> _What you need to do_: Every entry must be given again exactly as it is written.

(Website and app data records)
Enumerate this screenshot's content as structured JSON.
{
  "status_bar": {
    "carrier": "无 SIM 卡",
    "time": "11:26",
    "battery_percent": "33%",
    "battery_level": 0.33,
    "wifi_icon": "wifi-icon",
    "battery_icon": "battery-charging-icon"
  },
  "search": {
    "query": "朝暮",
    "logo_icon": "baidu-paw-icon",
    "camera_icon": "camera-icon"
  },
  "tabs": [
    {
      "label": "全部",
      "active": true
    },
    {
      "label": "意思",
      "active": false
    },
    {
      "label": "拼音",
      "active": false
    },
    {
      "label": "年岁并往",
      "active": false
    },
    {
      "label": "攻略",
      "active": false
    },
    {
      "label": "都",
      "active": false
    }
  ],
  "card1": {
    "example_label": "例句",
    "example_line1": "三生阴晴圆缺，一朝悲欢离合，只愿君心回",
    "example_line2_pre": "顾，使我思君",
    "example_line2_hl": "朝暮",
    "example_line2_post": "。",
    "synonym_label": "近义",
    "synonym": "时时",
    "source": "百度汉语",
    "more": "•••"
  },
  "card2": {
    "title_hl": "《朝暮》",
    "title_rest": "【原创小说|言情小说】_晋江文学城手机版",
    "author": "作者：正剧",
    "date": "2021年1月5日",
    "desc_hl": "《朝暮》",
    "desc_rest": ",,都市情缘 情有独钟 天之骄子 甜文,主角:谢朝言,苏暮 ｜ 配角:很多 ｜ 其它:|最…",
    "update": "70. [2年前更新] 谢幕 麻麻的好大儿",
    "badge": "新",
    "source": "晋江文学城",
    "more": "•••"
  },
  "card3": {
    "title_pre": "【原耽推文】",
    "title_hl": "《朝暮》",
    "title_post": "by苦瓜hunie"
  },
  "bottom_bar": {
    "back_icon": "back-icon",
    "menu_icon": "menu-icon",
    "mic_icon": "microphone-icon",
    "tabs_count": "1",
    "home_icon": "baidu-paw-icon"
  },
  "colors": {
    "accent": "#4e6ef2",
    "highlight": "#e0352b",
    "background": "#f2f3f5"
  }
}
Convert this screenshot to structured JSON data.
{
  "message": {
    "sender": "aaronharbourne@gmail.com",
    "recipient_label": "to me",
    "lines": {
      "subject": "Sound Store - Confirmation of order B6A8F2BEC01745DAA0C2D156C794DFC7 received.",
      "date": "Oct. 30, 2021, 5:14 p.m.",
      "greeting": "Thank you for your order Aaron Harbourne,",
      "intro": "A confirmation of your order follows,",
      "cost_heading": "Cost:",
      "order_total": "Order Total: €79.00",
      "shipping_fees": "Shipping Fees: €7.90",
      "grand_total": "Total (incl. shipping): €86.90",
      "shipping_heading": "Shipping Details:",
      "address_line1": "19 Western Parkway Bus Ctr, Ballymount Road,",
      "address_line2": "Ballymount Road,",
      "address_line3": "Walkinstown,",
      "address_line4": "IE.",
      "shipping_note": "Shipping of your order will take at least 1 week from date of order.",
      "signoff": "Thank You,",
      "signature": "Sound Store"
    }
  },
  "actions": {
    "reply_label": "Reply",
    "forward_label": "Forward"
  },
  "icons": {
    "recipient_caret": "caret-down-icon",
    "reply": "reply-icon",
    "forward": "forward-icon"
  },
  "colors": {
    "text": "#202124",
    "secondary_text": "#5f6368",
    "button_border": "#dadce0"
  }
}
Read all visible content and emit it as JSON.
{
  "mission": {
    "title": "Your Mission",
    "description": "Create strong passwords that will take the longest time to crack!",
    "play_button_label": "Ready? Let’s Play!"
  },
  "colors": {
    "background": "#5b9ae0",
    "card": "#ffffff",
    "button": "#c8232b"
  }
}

> _Your solution_:
Enumerate this screenshot's content as structured JSON.
{
  "status_bar": {
    "carrier": "无 SIM 卡",
    "time": "11:26",
    "battery_percent": "33%",
    "battery_level": 0.33,
    "wifi_icon": "wifi-icon",
    "battery_icon": "battery-charging-icon"
  },
  "search": {
    "query": "朝暮",
    "logo_icon": "baidu-paw-icon",
    "camera_icon": "camera-icon"
  },
  "tabs": [
    {
      "label": "全部",
      "active": true
    },
    {
      "label": "意思",
      "active": false
    },
    {
      "label": "拼音",
      "active": false
    },
    {
      "label": "年岁并往",
      "active": false
    },
    {
      "label": "攻略",
      "active": false
    },
    {
      "label": "都",
      "active": false
    }
  ],
  "card1": {
    "example_label": "例句",
    "example_line1": "三生阴晴圆缺，一朝悲欢离合，只愿君心回",
    "example_line2_pre": "顾，使我思君",
    "example_line2_hl": "朝暮",
    "example_line2_post": "。",
    "synonym_label": "近义",
    "synonym": "时时",
    "source": "百度汉语",
    "more": "•••"
  },
  "card2": {
    "title_hl": "《朝暮》",
    "title_rest": "【原创小说|言情小说】_晋江文学城手机版",
    "author": "作者：正剧",
    "date": "2021年1月5日",
    "desc_hl": "《朝暮》",
    "desc_rest": ",,都市情缘 情有独钟 天之骄子 甜文,主角:谢朝言,苏暮 ｜ 配角:很多 ｜ 其它:|最…",
    "update": "70. [2年前更新] 谢幕 麻麻的好大儿",
    "badge": "新",
    "source": "晋江文学城",
    "more": "•••"
  },
  "card3": {
    "title_pre": "【原耽推文】",
    "title_hl": "《朝暮》",
    "title_post": "by苦瓜hunie"
  },
  "bottom_bar": {
    "back_icon": "back-icon",
    "menu_icon": "menu-icon",
    "mic_icon": "microphone-icon",
    "tabs_count": "1",
    "home_icon": "baidu-paw-icon"
  },
  "colors": {
    "accent": "#4e6ef2",
    "highlight": "#e0352b",
    "background": "#f2f3f5"
  }
}
Convert this screenshot to structured JSON data.
{
  "message": {
    "sender": "aaronharbourne@gmail.com",
    "recipient_label": "to me",
    "lines": {
      "subject": "Sound Store - Confirmation of order B6A8F2BEC01745DAA0C2D156C794DFC7 received.",
      "date": "Oct. 30, 2021, 5:14 p.m.",
      "greeting": "Thank you for your order Aaron Harbourne,",
      "intro": "A confirmation of your order follows,",
      "cost_heading": "Cost:",
      "order_total": "Order Total: €79.00",
      "shipping_fees": "Shipping Fees: €7.90",
      "grand_total": "Total (incl. shipping): €86.90",
      "shipping_heading": "Shipping Details:",
      "address_line1": "19 Western Parkway Bus Ctr, Ballymount Road,",
      "address_line2": "Ballymount Road,",
      "address_line3": "Walkinstown,",
      "address_line4": "IE.",
      "shipping_note": "Shipping of your order will take at least 1 week from date of order.",
      "signoff": "Thank You,",
      "signature": "Sound Store"
    }
  },
  "actions": {
    "reply_label": "Reply",
    "forward_label": "Forward"
  },
  "icons": {
    "recipient_caret": "caret-down-icon",
    "reply": "reply-icon",
    "forward": "forward-icon"
  },
  "colors": {
    "text": "#202124",
    "secondary_text": "#5f6368",
    "button_border": "#dadce0"
  }
}
Read all visible content and emit it as JSON.
{
  "mission": {
    "title": "Your Mission",
    "description": "Create strong passwords that will take the longest time to crack!",
    "play_button_label": "Ready? Let’s Play!"
  },
  "colors": {
    "background": "#5b9ae0",
    "card": "#ffffff",
    "button": "#c8232b"
  }
}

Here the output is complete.